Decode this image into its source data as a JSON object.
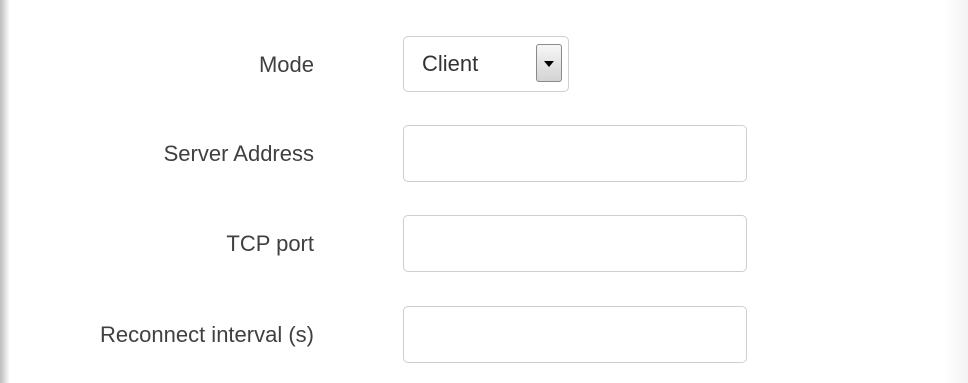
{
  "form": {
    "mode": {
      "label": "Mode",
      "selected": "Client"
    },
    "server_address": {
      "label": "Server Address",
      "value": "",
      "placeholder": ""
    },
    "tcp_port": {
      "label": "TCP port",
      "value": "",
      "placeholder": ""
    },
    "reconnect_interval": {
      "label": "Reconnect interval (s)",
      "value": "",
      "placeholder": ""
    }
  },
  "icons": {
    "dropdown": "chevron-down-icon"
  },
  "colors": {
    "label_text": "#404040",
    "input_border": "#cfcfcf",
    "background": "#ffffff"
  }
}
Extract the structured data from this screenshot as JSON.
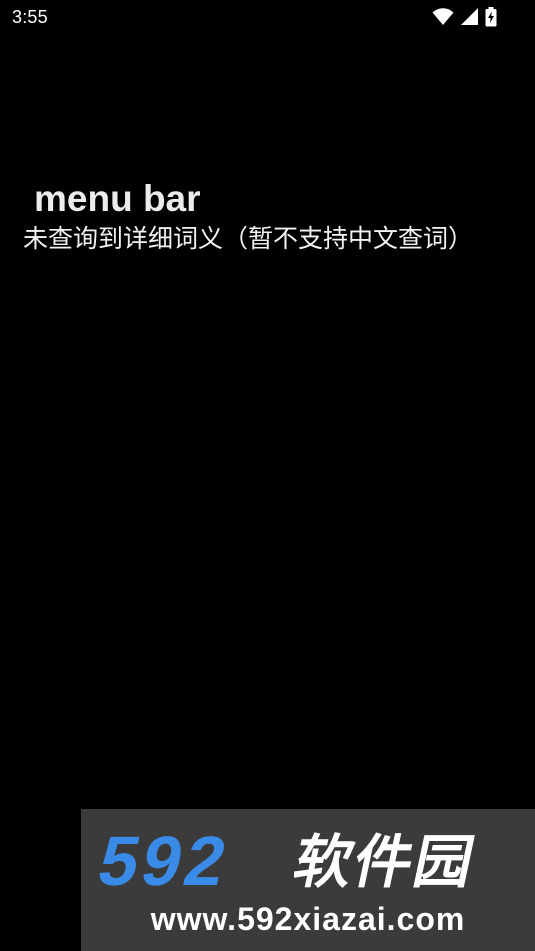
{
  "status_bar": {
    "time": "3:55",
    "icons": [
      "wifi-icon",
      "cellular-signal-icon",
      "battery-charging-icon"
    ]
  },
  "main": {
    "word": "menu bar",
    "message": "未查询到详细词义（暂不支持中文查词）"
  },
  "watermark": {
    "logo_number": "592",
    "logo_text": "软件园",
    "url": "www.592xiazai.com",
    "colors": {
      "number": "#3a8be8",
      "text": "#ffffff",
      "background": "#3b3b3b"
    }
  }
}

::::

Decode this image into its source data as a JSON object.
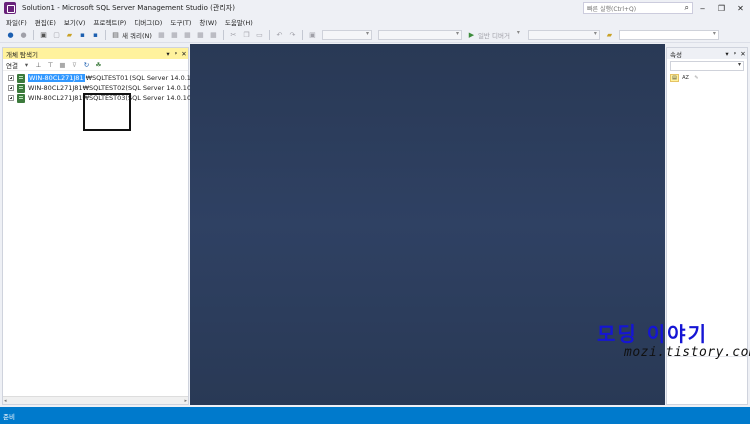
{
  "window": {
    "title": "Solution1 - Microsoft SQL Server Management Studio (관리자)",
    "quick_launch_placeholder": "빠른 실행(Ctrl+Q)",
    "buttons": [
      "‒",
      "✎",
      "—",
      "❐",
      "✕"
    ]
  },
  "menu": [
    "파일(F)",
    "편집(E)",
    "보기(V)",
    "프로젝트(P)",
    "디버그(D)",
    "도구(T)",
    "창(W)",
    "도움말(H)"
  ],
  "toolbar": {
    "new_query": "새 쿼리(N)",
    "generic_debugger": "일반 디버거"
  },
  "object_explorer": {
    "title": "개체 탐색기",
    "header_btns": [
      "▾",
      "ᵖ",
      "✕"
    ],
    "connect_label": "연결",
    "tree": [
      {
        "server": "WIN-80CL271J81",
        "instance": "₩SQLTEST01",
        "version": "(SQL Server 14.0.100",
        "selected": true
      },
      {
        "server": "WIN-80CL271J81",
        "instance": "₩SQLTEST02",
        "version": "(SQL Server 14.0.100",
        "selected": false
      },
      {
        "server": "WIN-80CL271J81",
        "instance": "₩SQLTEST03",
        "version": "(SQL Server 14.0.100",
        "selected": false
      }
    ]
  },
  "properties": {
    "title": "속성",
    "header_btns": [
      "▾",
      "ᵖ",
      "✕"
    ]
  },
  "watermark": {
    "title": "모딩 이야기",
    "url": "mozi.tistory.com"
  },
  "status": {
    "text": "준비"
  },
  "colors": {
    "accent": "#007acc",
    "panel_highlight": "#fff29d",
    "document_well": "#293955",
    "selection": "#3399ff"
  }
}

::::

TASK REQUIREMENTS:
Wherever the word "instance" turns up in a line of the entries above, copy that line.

RESPONSE TO THE TASK:
        "instance": "₩SQLTEST01",
        "instance": "₩SQLTEST02",
        "instance": "₩SQLTEST03",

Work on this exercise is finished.